Top of Exercise input
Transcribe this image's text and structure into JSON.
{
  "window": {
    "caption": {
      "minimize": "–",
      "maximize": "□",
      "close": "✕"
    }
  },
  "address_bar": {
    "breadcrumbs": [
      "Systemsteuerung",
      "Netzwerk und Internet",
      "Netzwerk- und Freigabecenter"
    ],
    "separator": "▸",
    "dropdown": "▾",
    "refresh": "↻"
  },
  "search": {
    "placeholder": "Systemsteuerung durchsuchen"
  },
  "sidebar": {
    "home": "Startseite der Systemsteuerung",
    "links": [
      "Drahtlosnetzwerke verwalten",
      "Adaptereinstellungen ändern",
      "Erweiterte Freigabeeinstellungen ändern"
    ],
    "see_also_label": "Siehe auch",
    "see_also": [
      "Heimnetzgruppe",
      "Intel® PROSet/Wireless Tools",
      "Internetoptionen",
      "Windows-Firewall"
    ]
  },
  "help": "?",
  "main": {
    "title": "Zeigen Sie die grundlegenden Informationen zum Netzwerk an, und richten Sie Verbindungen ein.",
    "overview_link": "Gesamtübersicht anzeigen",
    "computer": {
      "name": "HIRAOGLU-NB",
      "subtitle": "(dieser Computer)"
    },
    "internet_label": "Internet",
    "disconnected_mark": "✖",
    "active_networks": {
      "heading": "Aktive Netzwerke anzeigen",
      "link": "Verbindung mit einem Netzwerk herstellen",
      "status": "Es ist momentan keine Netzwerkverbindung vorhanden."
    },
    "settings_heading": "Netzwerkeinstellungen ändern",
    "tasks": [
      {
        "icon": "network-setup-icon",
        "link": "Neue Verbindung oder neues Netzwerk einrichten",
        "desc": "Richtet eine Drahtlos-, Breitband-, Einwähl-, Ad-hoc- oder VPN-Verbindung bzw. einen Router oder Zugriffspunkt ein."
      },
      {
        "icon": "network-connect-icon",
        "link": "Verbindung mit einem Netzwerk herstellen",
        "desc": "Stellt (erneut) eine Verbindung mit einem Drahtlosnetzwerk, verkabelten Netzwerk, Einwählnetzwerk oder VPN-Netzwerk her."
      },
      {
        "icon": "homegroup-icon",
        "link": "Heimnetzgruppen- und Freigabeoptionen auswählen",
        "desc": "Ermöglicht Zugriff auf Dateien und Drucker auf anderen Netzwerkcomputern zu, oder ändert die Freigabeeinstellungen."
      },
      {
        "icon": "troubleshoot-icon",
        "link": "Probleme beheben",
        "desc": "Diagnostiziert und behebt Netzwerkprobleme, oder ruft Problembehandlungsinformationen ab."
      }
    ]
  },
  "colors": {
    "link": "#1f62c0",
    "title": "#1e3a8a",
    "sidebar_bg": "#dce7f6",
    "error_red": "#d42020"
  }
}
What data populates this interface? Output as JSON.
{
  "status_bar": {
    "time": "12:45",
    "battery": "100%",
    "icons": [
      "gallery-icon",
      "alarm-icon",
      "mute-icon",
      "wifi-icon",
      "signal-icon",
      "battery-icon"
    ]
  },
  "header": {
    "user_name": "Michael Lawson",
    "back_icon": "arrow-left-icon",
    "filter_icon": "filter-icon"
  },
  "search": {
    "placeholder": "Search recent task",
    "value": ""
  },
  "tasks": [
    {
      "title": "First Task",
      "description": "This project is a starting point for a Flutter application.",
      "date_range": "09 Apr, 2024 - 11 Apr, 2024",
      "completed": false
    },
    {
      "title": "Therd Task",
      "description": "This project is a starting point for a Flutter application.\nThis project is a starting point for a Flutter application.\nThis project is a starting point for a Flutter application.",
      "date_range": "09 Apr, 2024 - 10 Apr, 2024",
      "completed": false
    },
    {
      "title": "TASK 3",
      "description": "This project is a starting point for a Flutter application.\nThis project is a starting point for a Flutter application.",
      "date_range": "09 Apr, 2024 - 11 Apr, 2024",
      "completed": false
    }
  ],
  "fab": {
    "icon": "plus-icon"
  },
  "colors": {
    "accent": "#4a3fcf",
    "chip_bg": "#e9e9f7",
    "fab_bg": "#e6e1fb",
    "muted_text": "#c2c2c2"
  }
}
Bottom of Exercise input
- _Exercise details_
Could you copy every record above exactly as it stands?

- _Solution to the exercise_
Transcribe this image's text and structure into JSON.
{
  "window": {
    "caption": {
      "minimize": "–",
      "maximize": "□",
      "close": "✕"
    }
  },
  "address_bar": {
    "breadcrumbs": [
      "Systemsteuerung",
      "Netzwerk und Internet",
      "Netzwerk- und Freigabecenter"
    ],
    "separator": "▸",
    "dropdown": "▾",
    "refresh": "↻"
  },
  "search": {
    "placeholder": "Systemsteuerung durchsuchen"
  },
  "sidebar": {
    "home": "Startseite der Systemsteuerung",
    "links": [
      "Drahtlosnetzwerke verwalten",
      "Adaptereinstellungen ändern",
      "Erweiterte Freigabeeinstellungen ändern"
    ],
    "see_also_label": "Siehe auch",
    "see_also": [
      "Heimnetzgruppe",
      "Intel® PROSet/Wireless Tools",
      "Internetoptionen",
      "Windows-Firewall"
    ]
  },
  "help": "?",
  "main": {
    "title": "Zeigen Sie die grundlegenden Informationen zum Netzwerk an, und richten Sie Verbindungen ein.",
    "overview_link": "Gesamtübersicht anzeigen",
    "computer": {
      "name": "HIRAOGLU-NB",
      "subtitle": "(dieser Computer)"
    },
    "internet_label": "Internet",
    "disconnected_mark": "✖",
    "active_networks": {
      "heading": "Aktive Netzwerke anzeigen",
      "link": "Verbindung mit einem Netzwerk herstellen",
      "status": "Es ist momentan keine Netzwerkverbindung vorhanden."
    },
    "settings_heading": "Netzwerkeinstellungen ändern",
    "tasks": [
      {
        "icon": "network-setup-icon",
        "link": "Neue Verbindung oder neues Netzwerk einrichten",
        "desc": "Richtet eine Drahtlos-, Breitband-, Einwähl-, Ad-hoc- oder VPN-Verbindung bzw. einen Router oder Zugriffspunkt ein."
      },
      {
        "icon": "network-connect-icon",
        "link": "Verbindung mit einem Netzwerk herstellen",
        "desc": "Stellt (erneut) eine Verbindung mit einem Drahtlosnetzwerk, verkabelten Netzwerk, Einwählnetzwerk oder VPN-Netzwerk her."
      },
      {
        "icon": "homegroup-icon",
        "link": "Heimnetzgruppen- und Freigabeoptionen auswählen",
        "desc": "Ermöglicht Zugriff auf Dateien und Drucker auf anderen Netzwerkcomputern zu, oder ändert die Freigabeeinstellungen."
      },
      {
        "icon": "troubleshoot-icon",
        "link": "Probleme beheben",
        "desc": "Diagnostiziert und behebt Netzwerkprobleme, oder ruft Problembehandlungsinformationen ab."
      }
    ]
  },
  "colors": {
    "link": "#1f62c0",
    "title": "#1e3a8a",
    "sidebar_bg": "#dce7f6",
    "error_red": "#d42020"
  }
}
What data populates this interface? Output as JSON.
{
  "status_bar": {
    "time": "12:45",
    "battery": "100%",
    "icons": [
      "gallery-icon",
      "alarm-icon",
      "mute-icon",
      "wifi-icon",
      "signal-icon",
      "battery-icon"
    ]
  },
  "header": {
    "user_name": "Michael Lawson",
    "back_icon": "arrow-left-icon",
    "filter_icon": "filter-icon"
  },
  "search": {
    "placeholder": "Search recent task",
    "value": ""
  },
  "tasks": [
    {
      "title": "First Task",
      "description": "This project is a starting point for a Flutter application.",
      "date_range": "09 Apr, 2024 - 11 Apr, 2024",
      "completed": false
    },
    {
      "title": "Therd Task",
      "description": "This project is a starting point for a Flutter application.\nThis project is a starting point for a Flutter application.\nThis project is a starting point for a Flutter application.",
      "date_range": "09 Apr, 2024 - 10 Apr, 2024",
      "completed": false
    },
    {
      "title": "TASK 3",
      "description": "This project is a starting point for a Flutter application.\nThis project is a starting point for a Flutter application.",
      "date_range": "09 Apr, 2024 - 11 Apr, 2024",
      "completed": false
    }
  ],
  "fab": {
    "icon": "plus-icon"
  },
  "colors": {
    "accent": "#4a3fcf",
    "chip_bg": "#e9e9f7",
    "fab_bg": "#e6e1fb",
    "muted_text": "#c2c2c2"
  }
}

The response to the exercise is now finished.